Posted by: Clark Williams-Derry | Sep 14, 2005 3:15:48 PM
I second the motion on Mars' nice post. Well said.
I'll shut up about this after this post, but:
It is important to realize I-912 is an anti-tax inititative, period.
I-912 wasn't created because folk were mad at the cash grab for the AWV, I-912 wasn't created because autocentric infrastructure creates externalities and social injustice, I-912 wasn't created by someone in Spokane who is mad Seattle gits all th' funds, I-912 was created because a segment of our society thinks gummint = bad and they aren't paying tax into welfare and programs that don't appeal to their ideology. Sorry to be so blunt on this gentle web site.
We have roads to pave out here - we're behind because we have less and less money to work with every year. Yes, I'm looking for multimodal funds, yes car = bad, but my chasing after grants to place ped infrastructure next year and reducing TPD by x% in y time isn't going to get my asphalt repaved any sooner. And I assure you every town in this state with a human population under 25K is saying the same thing. I won't catch up on my backlog with these funds, either.
I can't even imagine what the folks in Oregon are thinking - roll up the sidewalks and let the property rights folks figger out how to deliver services? Can't wait to see that.
And any tax = bad lurkers out there who think I need to work smarter with what I have can come down here any time and spend a day helping me gain efficiencies or just filling out some grant paperwork.
Um...ahem. Lots of pressure this time of year.
But the AWV is hideous and should come down. Or maybe keep it up and have an elevated park.
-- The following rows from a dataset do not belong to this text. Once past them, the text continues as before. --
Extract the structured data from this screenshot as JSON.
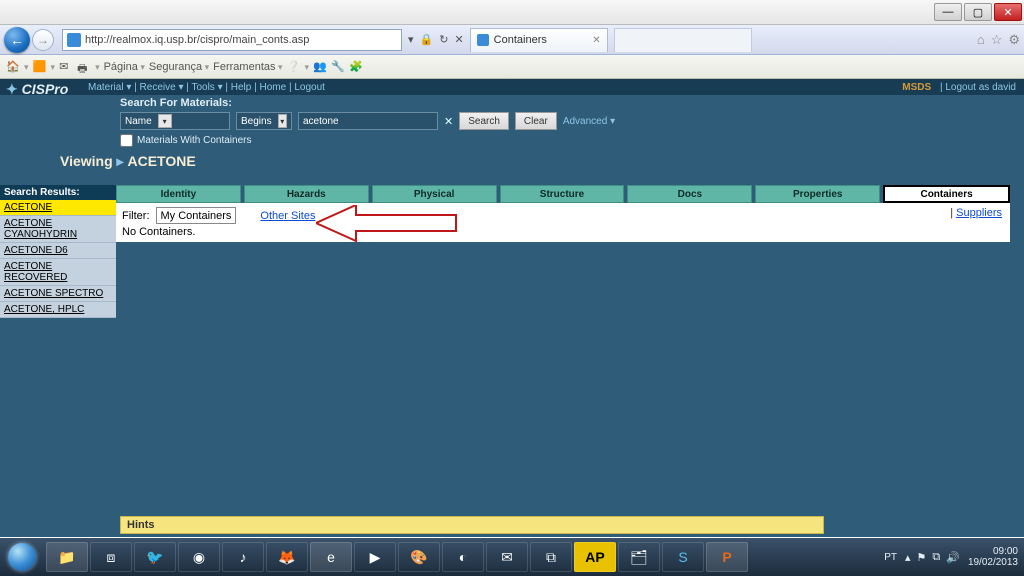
{
  "window": {
    "min": "—",
    "max": "▢",
    "close": "✕"
  },
  "browser": {
    "url": "http://realmox.iq.usp.br/cispro/main_conts.asp",
    "tab_label": "Containers",
    "cmd": {
      "page": "Página",
      "safety": "Segurança",
      "tools": "Ferramentas"
    },
    "right": {
      "home": "⌂",
      "star": "☆",
      "gear": "⚙"
    }
  },
  "app": {
    "brand": "CISPro",
    "menu": {
      "material": "Material ▾",
      "receive": "Receive ▾",
      "tools": "Tools ▾",
      "help": "Help",
      "home": "Home",
      "logout": "Logout"
    },
    "top_right": {
      "msds": "MSDS",
      "logout_as": "Logout as david"
    },
    "search": {
      "label": "Search For Materials:",
      "field": "Name",
      "op": "Begins",
      "value": "acetone",
      "search_btn": "Search",
      "clear_btn": "Clear",
      "advanced": "Advanced ▾",
      "checkbox": "Materials With Containers"
    },
    "viewing": {
      "prefix": "Viewing",
      "arrow": "▸",
      "name": "ACETONE"
    },
    "sidebar": {
      "title": "Search Results:",
      "items": [
        "ACETONE",
        "ACETONE CYANOHYDRIN",
        "ACETONE D6",
        "ACETONE RECOVERED",
        "ACETONE SPECTRO",
        "ACETONE, HPLC"
      ]
    },
    "tabs": [
      "Identity",
      "Hazards",
      "Physical",
      "Structure",
      "Docs",
      "Properties",
      "Containers"
    ],
    "panel": {
      "filter_label": "Filter:",
      "filter_value": "My Containers",
      "other_sites": "Other Sites",
      "empty": "No Containers.",
      "suppliers": "Suppliers",
      "divider": "|"
    },
    "hints": "Hints"
  },
  "taskbar": {
    "lang": "PT",
    "time": "09:00",
    "date": "19/02/2013"
  }
}
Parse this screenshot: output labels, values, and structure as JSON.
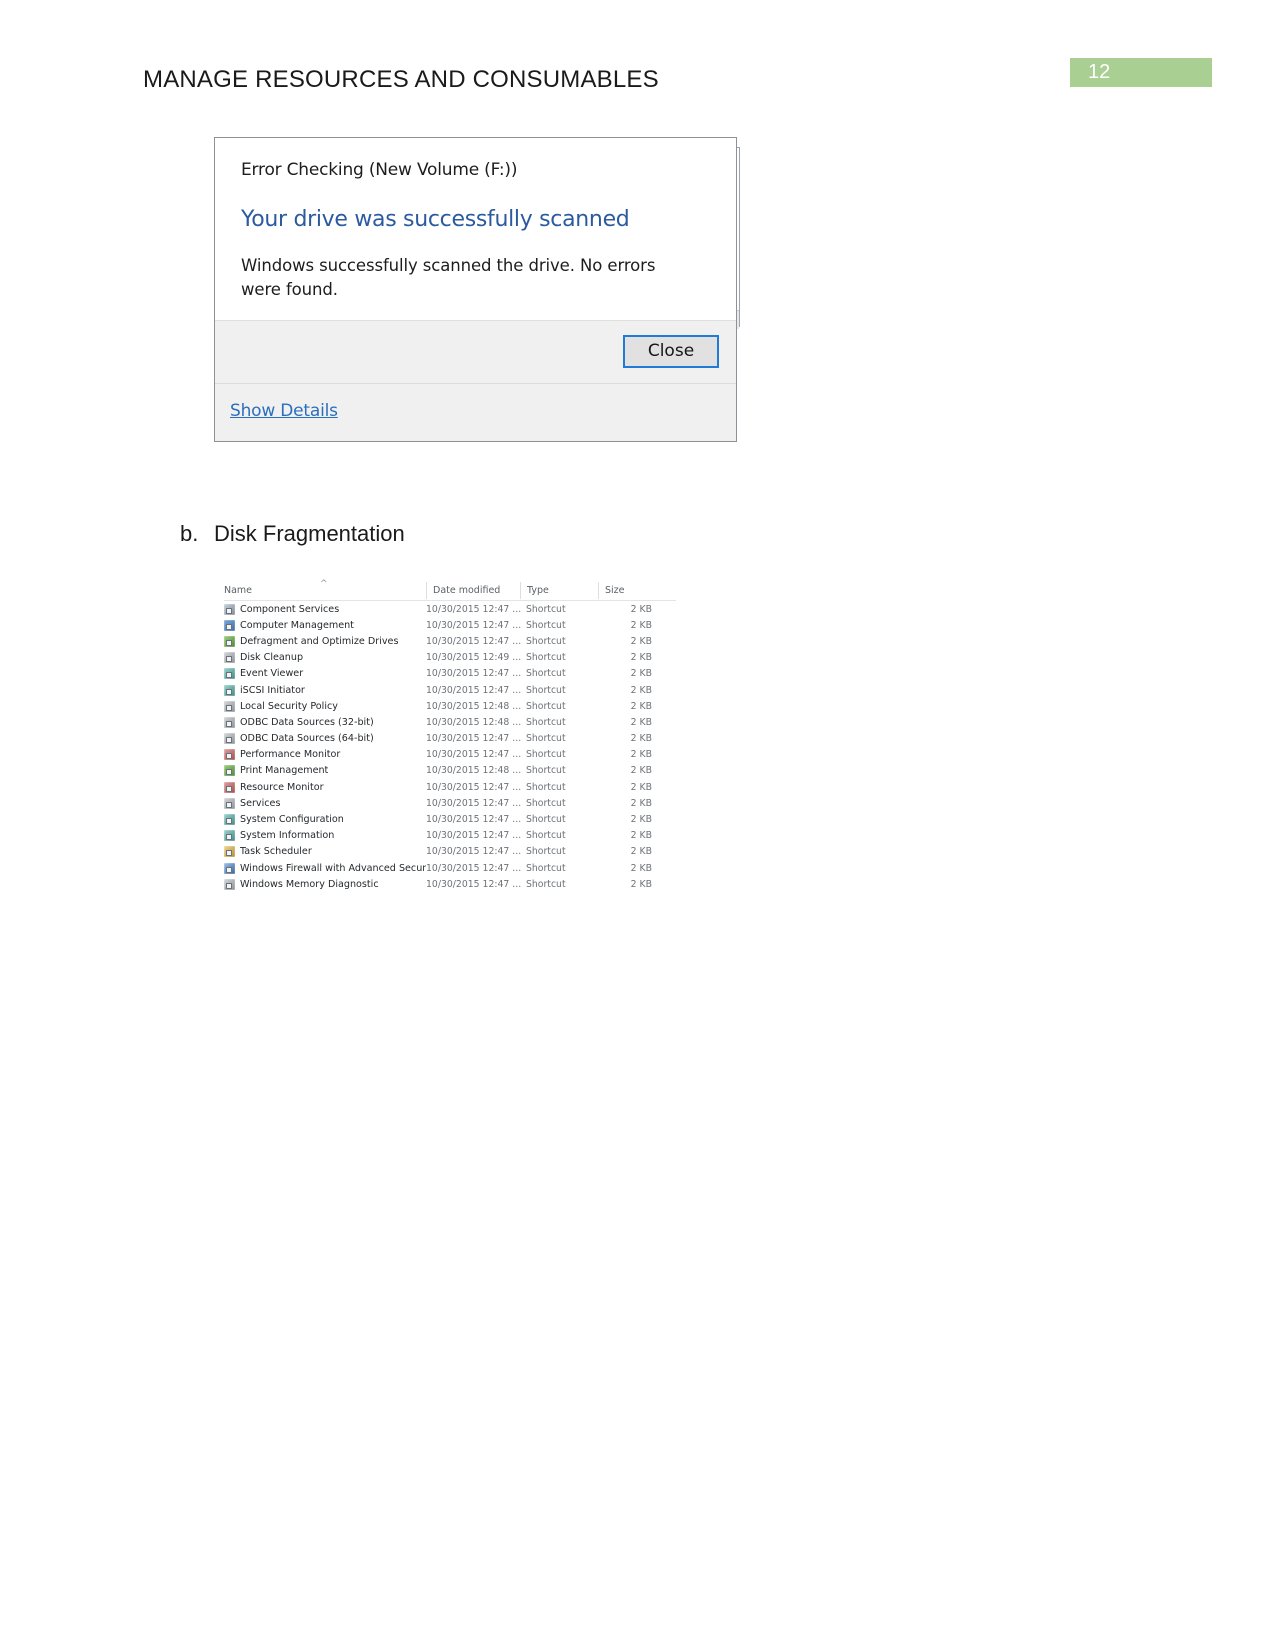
{
  "document": {
    "header_title": "MANAGE RESOURCES AND CONSUMABLES",
    "page_number": "12",
    "page_number_color": "#a9cf92"
  },
  "dialog": {
    "caption": "Error Checking (New Volume (F:))",
    "heading": "Your drive was successfully scanned",
    "heading_color": "#2b5b9e",
    "message": "Windows successfully scanned the drive. No errors were found.",
    "close_label": "Close",
    "show_details_label": "Show Details",
    "focus_color": "#1f7bd4"
  },
  "section": {
    "marker": "b.",
    "title": "Disk Fragmentation"
  },
  "explorer": {
    "columns": {
      "name": "Name",
      "date_modified": "Date modified",
      "type": "Type",
      "size": "Size"
    },
    "sort_indicator": "^",
    "rows": [
      {
        "name": "Component Services",
        "date": "10/30/2015 12:47 ...",
        "type": "Shortcut",
        "size": "2 KB",
        "icon": "component-services-icon"
      },
      {
        "name": "Computer Management",
        "date": "10/30/2015 12:47 ...",
        "type": "Shortcut",
        "size": "2 KB",
        "icon": "computer-management-icon"
      },
      {
        "name": "Defragment and Optimize Drives",
        "date": "10/30/2015 12:47 ...",
        "type": "Shortcut",
        "size": "2 KB",
        "icon": "defragment-icon"
      },
      {
        "name": "Disk Cleanup",
        "date": "10/30/2015 12:49 ...",
        "type": "Shortcut",
        "size": "2 KB",
        "icon": "disk-cleanup-icon"
      },
      {
        "name": "Event Viewer",
        "date": "10/30/2015 12:47 ...",
        "type": "Shortcut",
        "size": "2 KB",
        "icon": "event-viewer-icon"
      },
      {
        "name": "iSCSI Initiator",
        "date": "10/30/2015 12:47 ...",
        "type": "Shortcut",
        "size": "2 KB",
        "icon": "iscsi-initiator-icon"
      },
      {
        "name": "Local Security Policy",
        "date": "10/30/2015 12:48 ...",
        "type": "Shortcut",
        "size": "2 KB",
        "icon": "local-security-policy-icon"
      },
      {
        "name": "ODBC Data Sources (32-bit)",
        "date": "10/30/2015 12:48 ...",
        "type": "Shortcut",
        "size": "2 KB",
        "icon": "odbc-32-icon"
      },
      {
        "name": "ODBC Data Sources (64-bit)",
        "date": "10/30/2015 12:47 ...",
        "type": "Shortcut",
        "size": "2 KB",
        "icon": "odbc-64-icon"
      },
      {
        "name": "Performance Monitor",
        "date": "10/30/2015 12:47 ...",
        "type": "Shortcut",
        "size": "2 KB",
        "icon": "performance-monitor-icon"
      },
      {
        "name": "Print Management",
        "date": "10/30/2015 12:48 ...",
        "type": "Shortcut",
        "size": "2 KB",
        "icon": "print-management-icon"
      },
      {
        "name": "Resource Monitor",
        "date": "10/30/2015 12:47 ...",
        "type": "Shortcut",
        "size": "2 KB",
        "icon": "resource-monitor-icon"
      },
      {
        "name": "Services",
        "date": "10/30/2015 12:47 ...",
        "type": "Shortcut",
        "size": "2 KB",
        "icon": "services-icon"
      },
      {
        "name": "System Configuration",
        "date": "10/30/2015 12:47 ...",
        "type": "Shortcut",
        "size": "2 KB",
        "icon": "system-configuration-icon"
      },
      {
        "name": "System Information",
        "date": "10/30/2015 12:47 ...",
        "type": "Shortcut",
        "size": "2 KB",
        "icon": "system-information-icon"
      },
      {
        "name": "Task Scheduler",
        "date": "10/30/2015 12:47 ...",
        "type": "Shortcut",
        "size": "2 KB",
        "icon": "task-scheduler-icon"
      },
      {
        "name": "Windows Firewall with Advanced Security",
        "date": "10/30/2015 12:47 ...",
        "type": "Shortcut",
        "size": "2 KB",
        "icon": "windows-firewall-icon"
      },
      {
        "name": "Windows Memory Diagnostic",
        "date": "10/30/2015 12:47 ...",
        "type": "Shortcut",
        "size": "2 KB",
        "icon": "memory-diagnostic-icon"
      }
    ]
  }
}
Posted by: Dan Staley | Sep 14, 2005 4:50:43 PM
Yeah! And make that an elevated park with bicycle lanes to avoid all the traffic below!
Posted by: Michelle Parker | Sep 14, 2005 5:27:20 PM
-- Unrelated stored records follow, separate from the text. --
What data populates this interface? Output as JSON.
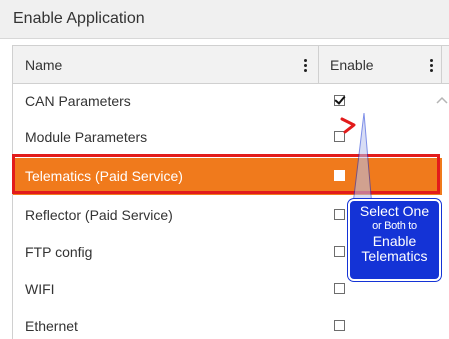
{
  "panel": {
    "title": "Enable Application"
  },
  "columns": {
    "name": "Name",
    "enable": "Enable"
  },
  "rows": [
    {
      "name": "CAN Parameters",
      "enabled": true,
      "selected": false
    },
    {
      "name": "Module Parameters",
      "enabled": false,
      "selected": false
    },
    {
      "name": "Telematics (Paid Service)",
      "enabled": false,
      "selected": true
    },
    {
      "name": "Reflector (Paid Service)",
      "enabled": false,
      "selected": false
    },
    {
      "name": "FTP config",
      "enabled": false,
      "selected": false
    },
    {
      "name": "WIFI",
      "enabled": false,
      "selected": false
    },
    {
      "name": "Ethernet",
      "enabled": false,
      "selected": false
    }
  ],
  "callout": {
    "line1": "Select One",
    "line2": "or Both to",
    "line3": "Enable",
    "line4": "Telematics"
  },
  "colors": {
    "selected_row": "#f07a1c",
    "highlight_border": "#e21b1b",
    "callout_bg": "#1433d6"
  },
  "icons": {
    "column_menu": "vertical-ellipsis-icon",
    "sort": "chevron-up-icon"
  }
}
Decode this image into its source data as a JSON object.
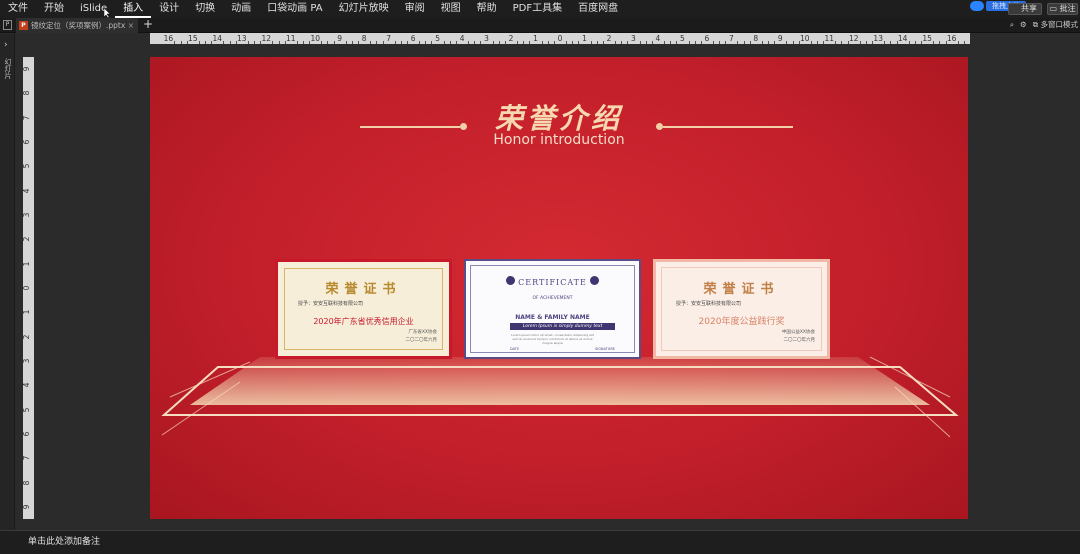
{
  "menu": {
    "items": [
      "文件",
      "开始",
      "iSlide",
      "插入",
      "设计",
      "切换",
      "动画",
      "口袋动画 PA",
      "幻灯片放映",
      "审阅",
      "视图",
      "帮助",
      "PDF工具集",
      "百度网盘"
    ],
    "selected_index": 3
  },
  "header_right": {
    "cloud_label": "拖拽上传",
    "share_label": "共享",
    "comment_label": "批注"
  },
  "tabbar": {
    "doc_name": "镜纹定位（奖项案例）.pptx",
    "new_tab_symbol": "+",
    "multiwindow_label": "多窗口模式"
  },
  "leftpanel": {
    "label": "幻灯片"
  },
  "rulers": {
    "horizontal": [
      "16",
      "15",
      "14",
      "13",
      "12",
      "11",
      "10",
      "9",
      "8",
      "7",
      "6",
      "5",
      "4",
      "3",
      "2",
      "1",
      "0",
      "1",
      "2",
      "3",
      "4",
      "5",
      "6",
      "7",
      "8",
      "9",
      "10",
      "11",
      "12",
      "13",
      "14",
      "15",
      "16"
    ],
    "vertical": [
      "9",
      "8",
      "7",
      "6",
      "5",
      "4",
      "3",
      "2",
      "1",
      "0",
      "1",
      "2",
      "3",
      "4",
      "5",
      "6",
      "7",
      "8",
      "9"
    ]
  },
  "slide": {
    "title": "荣誉介绍",
    "subtitle": "Honor introduction",
    "cert1": {
      "title": "荣誉证书",
      "recipient": "授予：安安互联科技有限公司",
      "award": "2020年广东省优秀信用企业",
      "issuer": "广东省XX协会",
      "date": "二〇二〇年六月"
    },
    "cert2": {
      "title": "CERTIFICATE",
      "subtitle": "OF ACHIEVEMENT",
      "name": "NAME & FAMILY NAME",
      "ribbon": "Lorem Ipsum is simply dummy text",
      "body": "Lorem ipsum dolor sit amet, consectetur adipiscing elit sed do eiusmod tempor incididunt ut labore et dolore magna aliqua",
      "date_label": "DATE",
      "signature_label": "SIGNATURE"
    },
    "cert3": {
      "title": "荣誉证书",
      "recipient": "授予：安安互联科技有限公司",
      "award": "2020年度公益践行奖",
      "issuer": "中国公益XX协会",
      "date": "二〇二〇年六月"
    }
  },
  "notes": {
    "placeholder": "单击此处添加备注"
  },
  "colors": {
    "slide_red": "#c21f2b",
    "gold": "#f2cfa6",
    "ui_dark": "#2b2b2b"
  }
}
You make the point that even if we get rid of the gas tax, the state can still contribute from the general fund, so lowering the gas tax doesn't necessarily lead to less highways. Also, local and regional governments may step in, but they can't enact a gas tax. So in a way one could argue that it's better to use the gas tax to cover our highway system rather than have other taxes pay for it.
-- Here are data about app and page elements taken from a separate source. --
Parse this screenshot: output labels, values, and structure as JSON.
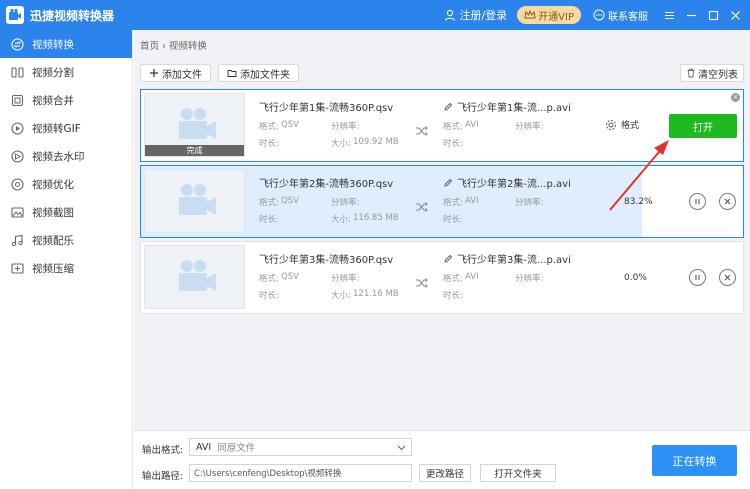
{
  "app": {
    "title": "迅捷视频转换器",
    "login": "注册/登录",
    "vip": "开通VIP",
    "service": "联系客服"
  },
  "sidebar": {
    "items": [
      {
        "label": "视频转换",
        "icon": "convert-icon"
      },
      {
        "label": "视频分割",
        "icon": "split-icon"
      },
      {
        "label": "视频合并",
        "icon": "merge-icon"
      },
      {
        "label": "视频转GIF",
        "icon": "gif-icon"
      },
      {
        "label": "视频去水印",
        "icon": "watermark-icon"
      },
      {
        "label": "视频优化",
        "icon": "optimize-icon"
      },
      {
        "label": "视频截图",
        "icon": "screenshot-icon"
      },
      {
        "label": "视频配乐",
        "icon": "music-icon"
      },
      {
        "label": "视频压缩",
        "icon": "compress-icon"
      }
    ]
  },
  "breadcrumb": {
    "home": "首页",
    "sep": "›",
    "current": "视频转换"
  },
  "toolbar": {
    "add_file": "添加文件",
    "add_folder": "添加文件夹",
    "clear": "清空列表"
  },
  "labels": {
    "format": "格式:",
    "resolution": "分辨率:",
    "duration": "时长:",
    "size": "大小:",
    "settings": "格式"
  },
  "files": [
    {
      "src_name": "飞行少年第1集-流畅360P.qsv",
      "src_format": "QSV",
      "size": "109.92 MB",
      "dst_name": "飞行少年第1集-流...p.avi",
      "dst_format": "AVI",
      "status": "完成",
      "open": "打开",
      "progress": 100
    },
    {
      "src_name": "飞行少年第2集-流畅360P.qsv",
      "src_format": "QSV",
      "size": "116.85 MB",
      "dst_name": "飞行少年第2集-流...p.avi",
      "dst_format": "AVI",
      "percent": "83.2%",
      "progress": 83.2
    },
    {
      "src_name": "飞行少年第3集-流畅360P.qsv",
      "src_format": "QSV",
      "size": "121.16 MB",
      "dst_name": "飞行少年第3集-流...p.avi",
      "dst_format": "AVI",
      "percent": "0.0%",
      "progress": 0
    }
  ],
  "footer": {
    "output_format_label": "输出格式:",
    "output_format": "AVI",
    "output_format_sub": "同原文件",
    "output_path_label": "输出路径:",
    "output_path": "C:\\Users\\cenfeng\\Desktop\\视频转换",
    "change_path": "更改路径",
    "open_folder": "打开文件夹",
    "convert": "正在转换"
  },
  "colors": {
    "accent": "#2b83ec",
    "open_button": "#1fb922",
    "arrow": "#e4322b"
  }
}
More to the point, what would you have done about the 520 bridge? Also, I'm a bit uneasy about the PWC plan. For starters, you should read WSDOT's study of the Embarcadero freeway, available in their library (I've linked to it.) The Embarcadero freeway traffic did not disappear and is now using the downtown street grid. That's fine, but Seattle is much narrower and has much less excess capacity on its streets compared to San Francisco. The PWC's own numbers show that all of our north/south street capacity will be needed and then on top of that some traffic will have to disappear. (Note that there is no reason for traffic to disappear unless there is congestion on the streets the traffic would otherwise be using. Also, there is plenty of capacity on Aurora, Elliot, the West Seattle Bridge, etc, that will just disappear when getting to downtown, so these roads will certainly be able to fill our downtown grid to capacity.) My point is that this plan makes the downtown grid the bottleneck in North/South transportation through Seattle. The traffic on our surface streets will make Seattle a much less nice place to live, and it will slow down buses considerably making them a less attractive transportation option. I'm fine with planning to reduce traffic somewhat, but I'm not fine with a plan to completely fill the capacity of the north/south streets through the city.
Posted by: Eric L | Sep 14, 2005 7:11:24 PM